WAFS mdoel various uniforms. From left are Delphine Bohn in two piece winter flying suit; Evelyn Sharp wearing flying and traveling outfit of tan working shirt, gray jacket and trousers; Bernice Batton in same outfit but with dress skirt; and Barbara Erickson in white shirt with gray jacket and gray skirt worn for more formal occasions. (U.S. Air Force photo)
DAYTON, Ohio -- This skirt, blouse, service overcoat and handbag in the World War II Gallery at the National Museum of the U.S. Air Force were worn by the donor while serving as a WAFS pilot. The items were donated by Delphine Bohn of Amarillo, Texas. (U.S. Air Force photo)

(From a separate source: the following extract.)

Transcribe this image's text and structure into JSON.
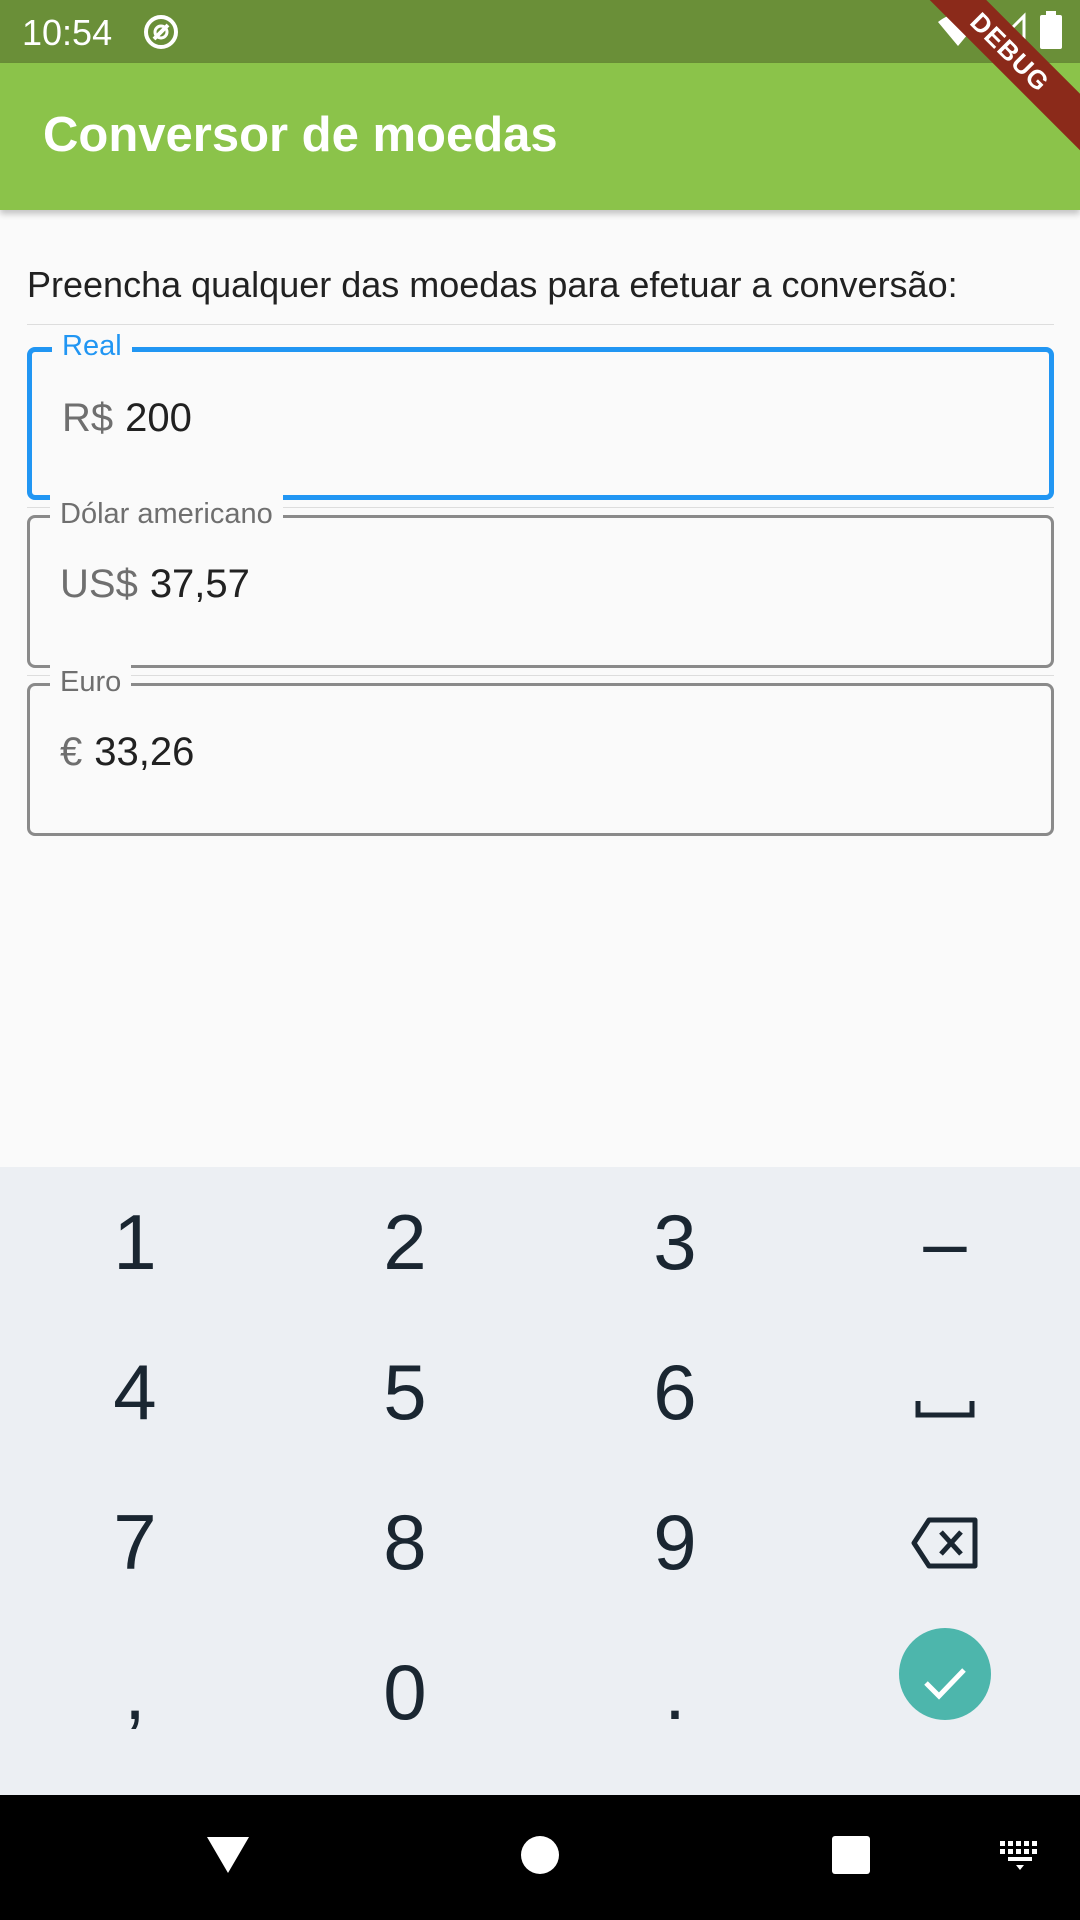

The Women's Auxiliary Ferrying Squadron (WAFS), never numbering more than 28, was created in September 1942 within the Air Transport Command, under Nancy Harkness Love's leadership. WAFS were recruited from among commercially licensed women pilots with at least 500 hours flying time and a 200-hp rating. (Women who joined the WAFS actually averaged about 1,100 hours of flying experience.) Their original mission was to ferry USAAF trainers and light aircraft from the factories, but later they were delivering fighters, bombers and transports as well.